When determining whether to pay off or keep your mortgage, you should also consider your interest rate.
If the average after-tax return on your investments is greater than the after-tax cost of your mortgage, it may make sense to keep your money invested, says Fierstein.
Don’t forget to factor in the effect of the mortgage-interest tax deduction.
If you’re in the 30 percent tax bracket and you’re able to claim the full deduction, a 5 percent loan is really only costing you roughly 3.5 percent.
Thus, you’d only have to earn 4 percent on your investments to make it worth your while. (Given the low interest-rate environment, however it’s nearly impossible to achieve that rate of return on more conservative, fixed-income products such as bonds and certificates of deposit.)
“It’s hard to find comparable risk-free investments, so you have to be able to stomach a loss if you want to go that route,” says Jean Setzfand, AARP’s vice president of financial security. “You can’t get a plain vanilla CD anymore, because those rates are too low.”
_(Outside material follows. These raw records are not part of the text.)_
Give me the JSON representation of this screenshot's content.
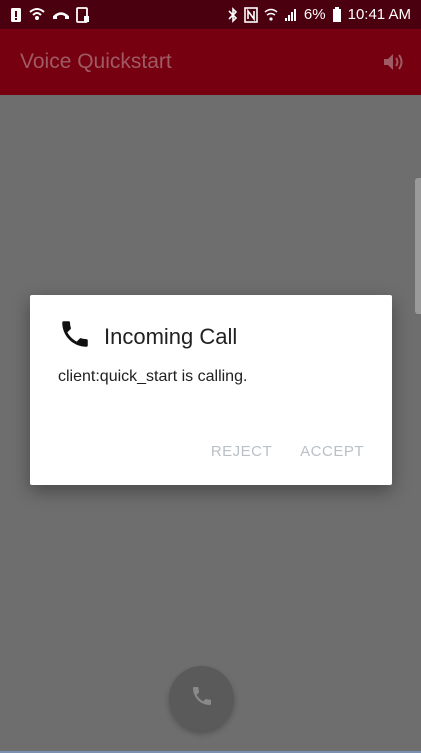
{
  "status_bar": {
    "battery_percent": "6%",
    "time": "10:41 AM",
    "left_icons": [
      "alert-icon",
      "wifi-call-icon",
      "missed-call-icon",
      "screenshot-icon"
    ],
    "right_icons": [
      "bluetooth-icon",
      "nfc-icon",
      "wifi-icon",
      "signal-icon",
      "battery-icon"
    ]
  },
  "app_bar": {
    "title": "Voice Quickstart",
    "action_icon": "speaker-icon"
  },
  "dialog": {
    "title": "Incoming Call",
    "icon": "phone-icon",
    "message": "client:quick_start is calling.",
    "reject_label": "REJECT",
    "accept_label": "ACCEPT"
  },
  "fab": {
    "icon": "phone-icon"
  },
  "colors": {
    "status_bar_bg": "#4a000e",
    "app_bar_bg": "#76000f",
    "dim_bg": "#6e6e6e",
    "dialog_bg": "#ffffff",
    "button_text": "#b9c0c6"
  }
}
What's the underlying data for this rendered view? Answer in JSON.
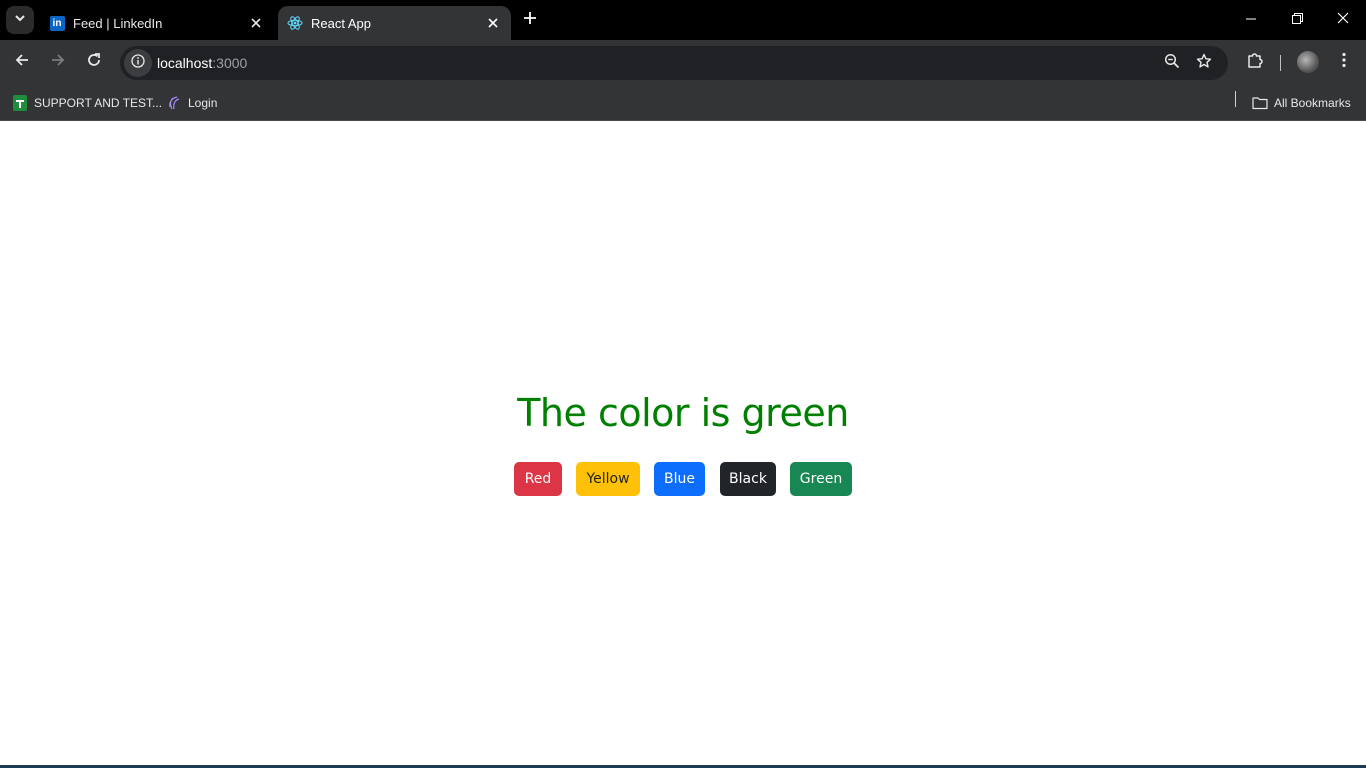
{
  "tabs": [
    {
      "title": "Feed | LinkedIn",
      "favicon": "linkedin-icon",
      "active": false
    },
    {
      "title": "React App",
      "favicon": "react-icon",
      "active": true
    }
  ],
  "omnibox": {
    "host": "localhost",
    "port": ":3000"
  },
  "bookmarks": [
    {
      "label": "SUPPORT AND TEST...",
      "icon": "sheets-icon"
    },
    {
      "label": "Login",
      "icon": "login-site-icon"
    }
  ],
  "all_bookmarks_label": "All Bookmarks",
  "page": {
    "heading": "The color is green",
    "buttons": [
      {
        "label": "Red",
        "color": "#dc3545",
        "text_color": "#ffffff"
      },
      {
        "label": "Yellow",
        "color": "#ffc107",
        "text_color": "#212529"
      },
      {
        "label": "Blue",
        "color": "#0d6efd",
        "text_color": "#ffffff"
      },
      {
        "label": "Black",
        "color": "#212529",
        "text_color": "#ffffff"
      },
      {
        "label": "Green",
        "color": "#198754",
        "text_color": "#ffffff"
      }
    ]
  }
}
If you’re nearing retirement but haven’t yet quit, the case for keeping your mortgage and continuing to invest is more clear—at least until you part ways with the boss.Page 3 of 6 | Prev Page | Next Page